**What the task requires**
Pull from the data below each line where the word "chips" occurs, and copy it.

Extracted data entries
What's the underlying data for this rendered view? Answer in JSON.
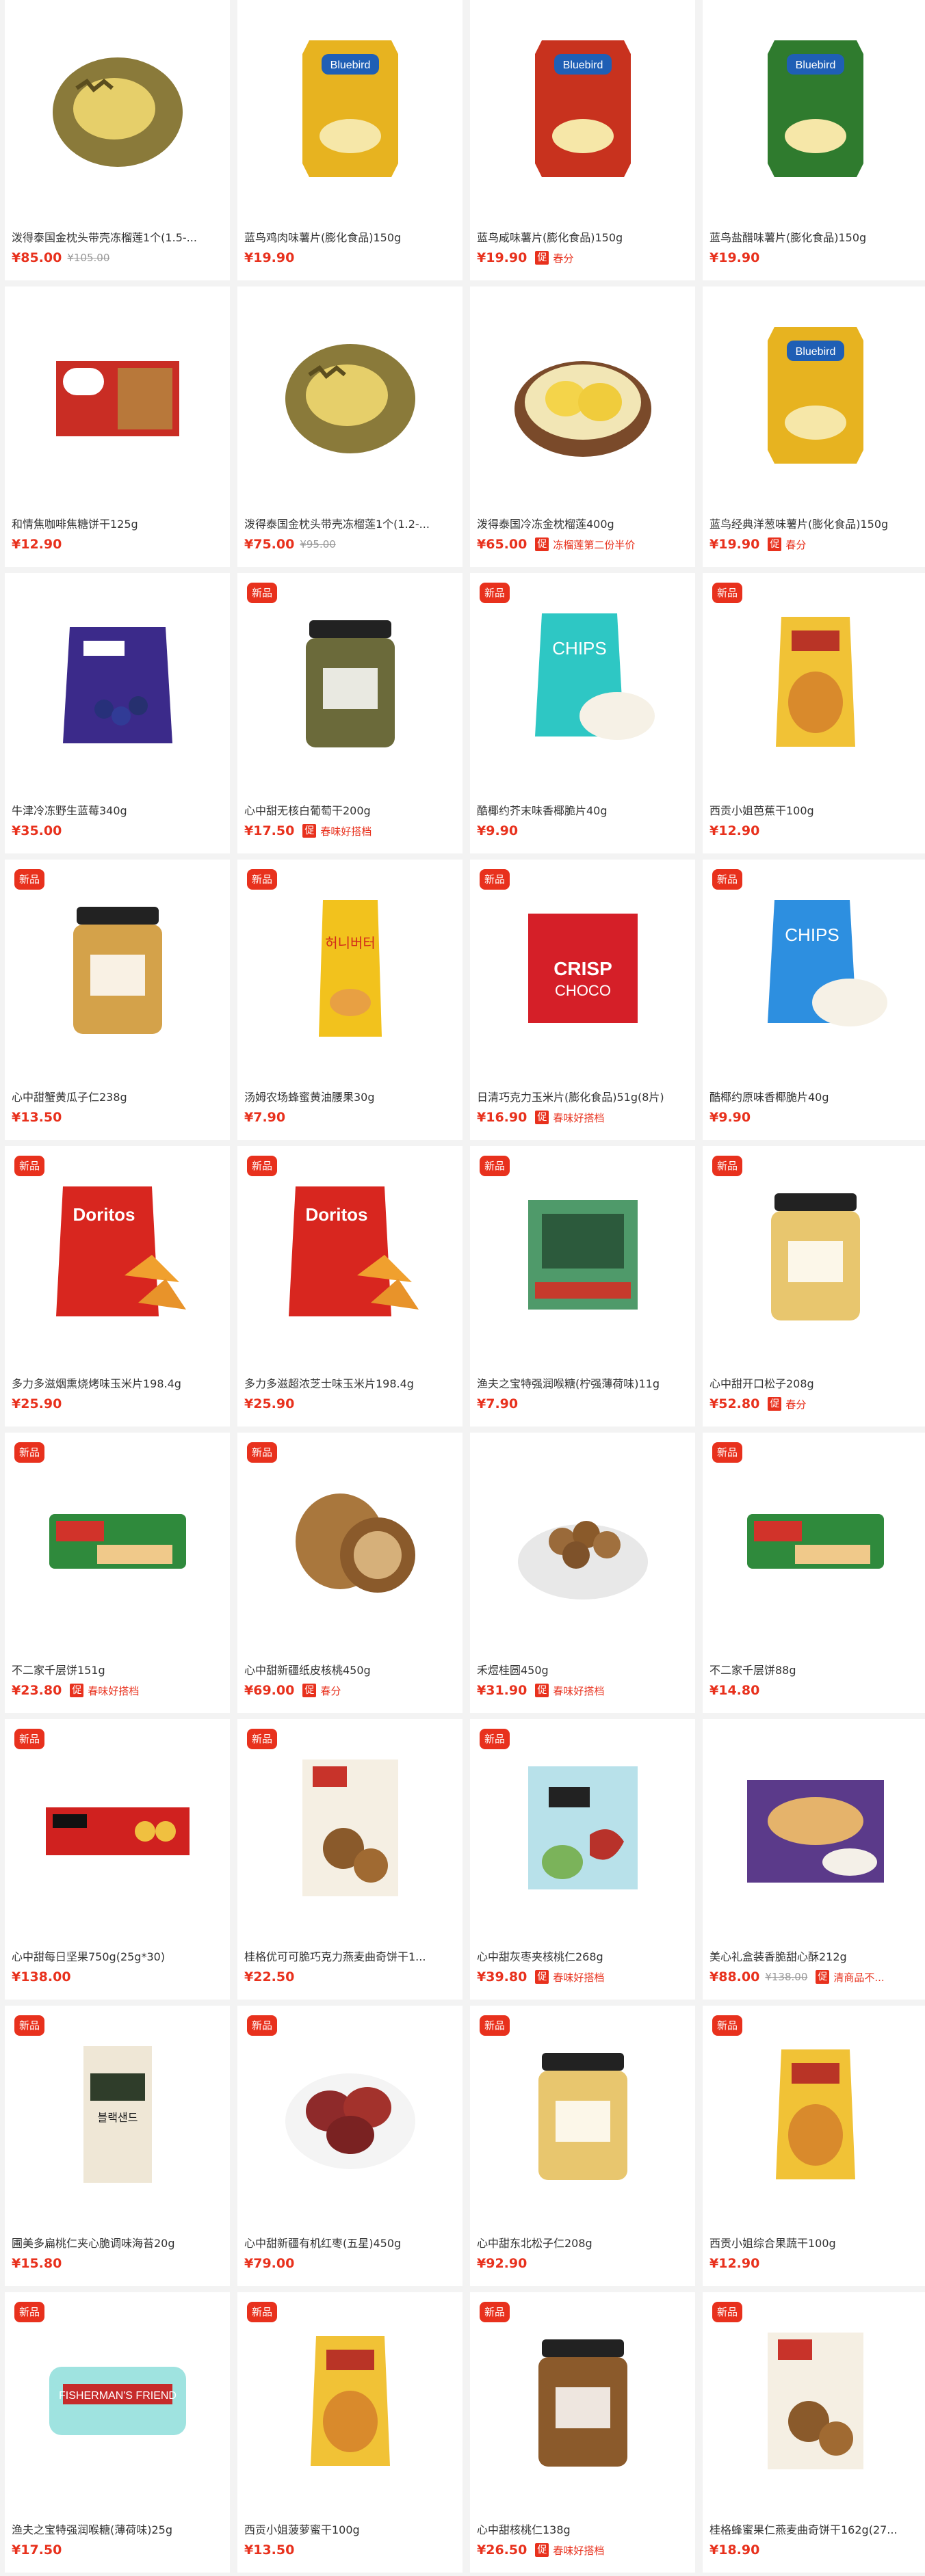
{
  "badge_text": "新品",
  "promo_tag_text": "促",
  "products": [
    {
      "name": "泼得泰国金枕头带壳冻榴莲1个(1.5-...",
      "price": "¥85.00",
      "original_price": "¥105.00",
      "is_new": false,
      "promo": "",
      "icon": "durian-whole-icon"
    },
    {
      "name": "蓝鸟鸡肉味薯片(膨化食品)150g",
      "price": "¥19.90",
      "original_price": "",
      "is_new": false,
      "promo": "",
      "icon": "chips-bag-yellow-icon"
    },
    {
      "name": "蓝鸟咸味薯片(膨化食品)150g",
      "price": "¥19.90",
      "original_price": "",
      "is_new": false,
      "promo": "春分",
      "icon": "chips-bag-red-icon"
    },
    {
      "name": "蓝鸟盐醋味薯片(膨化食品)150g",
      "price": "¥19.90",
      "original_price": "",
      "is_new": false,
      "promo": "",
      "icon": "chips-bag-green-icon"
    },
    {
      "name": "和情焦咖啡焦糖饼干125g",
      "price": "¥12.90",
      "original_price": "",
      "is_new": false,
      "promo": "",
      "icon": "biscuit-pack-icon"
    },
    {
      "name": "泼得泰国金枕头带壳冻榴莲1个(1.2-...",
      "price": "¥75.00",
      "original_price": "¥95.00",
      "is_new": false,
      "promo": "",
      "icon": "durian-whole-icon"
    },
    {
      "name": "泼得泰国冷冻金枕榴莲400g",
      "price": "¥65.00",
      "original_price": "",
      "is_new": false,
      "promo": "冻榴莲第二份半价",
      "icon": "durian-flesh-bowl-icon"
    },
    {
      "name": "蓝鸟经典洋葱味薯片(膨化食品)150g",
      "price": "¥19.90",
      "original_price": "",
      "is_new": false,
      "promo": "春分",
      "icon": "chips-bag-yellow-icon"
    },
    {
      "name": "牛津冷冻野生蓝莓340g",
      "price": "¥35.00",
      "original_price": "",
      "is_new": false,
      "promo": "",
      "icon": "blueberry-bag-icon"
    },
    {
      "name": "心中甜无核白葡萄干200g",
      "price": "¥17.50",
      "original_price": "",
      "is_new": true,
      "promo": "春味好搭档",
      "icon": "jar-raisin-icon"
    },
    {
      "name": "酷椰约芥末味香椰脆片40g",
      "price": "¥9.90",
      "original_price": "",
      "is_new": true,
      "promo": "",
      "icon": "coconut-chips-green-icon"
    },
    {
      "name": "西贡小姐芭蕉干100g",
      "price": "¥12.90",
      "original_price": "",
      "is_new": true,
      "promo": "",
      "icon": "banana-dried-bag-icon"
    },
    {
      "name": "心中甜蟹黄瓜子仁238g",
      "price": "¥13.50",
      "original_price": "",
      "is_new": true,
      "promo": "",
      "icon": "jar-seed-icon"
    },
    {
      "name": "汤姆农场蜂蜜黄油腰果30g",
      "price": "¥7.90",
      "original_price": "",
      "is_new": true,
      "promo": "",
      "icon": "cashew-bag-icon"
    },
    {
      "name": "日清巧克力玉米片(膨化食品)51g(8片)",
      "price": "¥16.90",
      "original_price": "",
      "is_new": true,
      "promo": "春味好搭档",
      "icon": "choco-box-icon"
    },
    {
      "name": "酷椰约原味香椰脆片40g",
      "price": "¥9.90",
      "original_price": "",
      "is_new": true,
      "promo": "",
      "icon": "coconut-chips-blue-icon"
    },
    {
      "name": "多力多滋烟熏烧烤味玉米片198.4g",
      "price": "¥25.90",
      "original_price": "",
      "is_new": true,
      "promo": "",
      "icon": "doritos-bag-icon"
    },
    {
      "name": "多力多滋超浓芝士味玉米片198.4g",
      "price": "¥25.90",
      "original_price": "",
      "is_new": true,
      "promo": "",
      "icon": "doritos-bag-icon"
    },
    {
      "name": "渔夫之宝特强润喉糖(柠强薄荷味)11g",
      "price": "¥7.90",
      "original_price": "",
      "is_new": true,
      "promo": "",
      "icon": "mint-pack-green-icon"
    },
    {
      "name": "心中甜开口松子208g",
      "price": "¥52.80",
      "original_price": "",
      "is_new": true,
      "promo": "春分",
      "icon": "jar-pinenut-icon"
    },
    {
      "name": "不二家千层饼151g",
      "price": "¥23.80",
      "original_price": "",
      "is_new": true,
      "promo": "春味好搭档",
      "icon": "pie-pack-icon"
    },
    {
      "name": "心中甜新疆纸皮核桃450g",
      "price": "¥69.00",
      "original_price": "",
      "is_new": true,
      "promo": "春分",
      "icon": "walnut-icon"
    },
    {
      "name": "禾煜桂圆450g",
      "price": "¥31.90",
      "original_price": "",
      "is_new": false,
      "promo": "春味好搭档",
      "icon": "longan-bowl-icon"
    },
    {
      "name": "不二家千层饼88g",
      "price": "¥14.80",
      "original_price": "",
      "is_new": true,
      "promo": "",
      "icon": "pie-pack-icon"
    },
    {
      "name": "心中甜每日坚果750g(25g*30)",
      "price": "¥138.00",
      "original_price": "",
      "is_new": true,
      "promo": "",
      "icon": "nut-box-red-icon"
    },
    {
      "name": "桂格优可可脆巧克力燕麦曲奇饼干1...",
      "price": "¥22.50",
      "original_price": "",
      "is_new": true,
      "promo": "",
      "icon": "cookie-box-icon"
    },
    {
      "name": "心中甜灰枣夹核桃仁268g",
      "price": "¥39.80",
      "original_price": "",
      "is_new": true,
      "promo": "春味好搭档",
      "icon": "date-walnut-bag-icon"
    },
    {
      "name": "美心礼盒装香脆甜心酥212g",
      "price": "¥88.00",
      "original_price": "¥138.00",
      "is_new": false,
      "promo": "清商品不...",
      "icon": "palmier-box-icon"
    },
    {
      "name": "圃美多扁桃仁夹心脆调味海苔20g",
      "price": "¥15.80",
      "original_price": "",
      "is_new": true,
      "promo": "",
      "icon": "seaweed-pack-icon"
    },
    {
      "name": "心中甜新疆有机红枣(五星)450g",
      "price": "¥79.00",
      "original_price": "",
      "is_new": true,
      "promo": "",
      "icon": "red-date-bowl-icon"
    },
    {
      "name": "心中甜东北松子仁208g",
      "price": "¥92.90",
      "original_price": "",
      "is_new": true,
      "promo": "",
      "icon": "jar-pinenut-kernel-icon"
    },
    {
      "name": "西贡小姐综合果蔬干100g",
      "price": "¥12.90",
      "original_price": "",
      "is_new": true,
      "promo": "",
      "icon": "mixed-fruit-bag-icon"
    },
    {
      "name": "渔夫之宝特强润喉糖(薄荷味)25g",
      "price": "¥17.50",
      "original_price": "",
      "is_new": true,
      "promo": "",
      "icon": "mint-tin-icon"
    },
    {
      "name": "西贡小姐菠萝蜜干100g",
      "price": "¥13.50",
      "original_price": "",
      "is_new": true,
      "promo": "",
      "icon": "jackfruit-bag-icon"
    },
    {
      "name": "心中甜核桃仁138g",
      "price": "¥26.50",
      "original_price": "",
      "is_new": true,
      "promo": "春味好搭档",
      "icon": "jar-walnut-icon"
    },
    {
      "name": "桂格蜂蜜果仁燕麦曲奇饼干162g(27...",
      "price": "¥18.90",
      "original_price": "",
      "is_new": true,
      "promo": "",
      "icon": "cookie-box-honey-icon"
    }
  ],
  "colors": {
    "accent": "#e8311d",
    "page_bg": "#f3f3f3",
    "card_bg": "#ffffff"
  }
}
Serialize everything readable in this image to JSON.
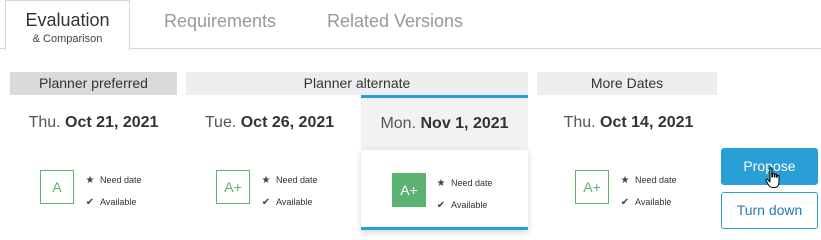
{
  "tabs": [
    {
      "label": "Evaluation",
      "sublabel": "& Comparison",
      "active": true
    },
    {
      "label": "Requirements",
      "active": false
    },
    {
      "label": "Related Versions",
      "active": false
    }
  ],
  "groups": {
    "preferred": "Planner preferred",
    "alternate": "Planner alternate",
    "more": "More Dates"
  },
  "columns": [
    {
      "weekday": "Thu.",
      "date": "Oct 21, 2021",
      "grade": "A",
      "need": "Need date",
      "available": "Available"
    },
    {
      "weekday": "Tue.",
      "date": "Oct 26, 2021",
      "grade": "A+",
      "need": "Need date",
      "available": "Available"
    },
    {
      "weekday": "Mon.",
      "date": "Nov 1, 2021",
      "grade": "A+",
      "need": "Need date",
      "available": "Available",
      "selected": true
    },
    {
      "weekday": "Thu.",
      "date": "Oct 14, 2021",
      "grade": "A+",
      "need": "Need date",
      "available": "Available"
    }
  ],
  "actions": {
    "propose": "Propose",
    "turn_down": "Turn down"
  },
  "colors": {
    "accent": "#2a9fd6",
    "grade": "#5cb270"
  },
  "icons": {
    "need": "star-icon",
    "available": "check-icon",
    "cursor": "hand-pointer-icon"
  }
}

**Solution to this task**
      "icon": "chips-bag-yellow-icon"
      "icon": "chips-bag-red-icon"
      "icon": "chips-bag-green-icon"
      "icon": "chips-bag-yellow-icon"
      "icon": "coconut-chips-green-icon"
      "icon": "coconut-chips-blue-icon"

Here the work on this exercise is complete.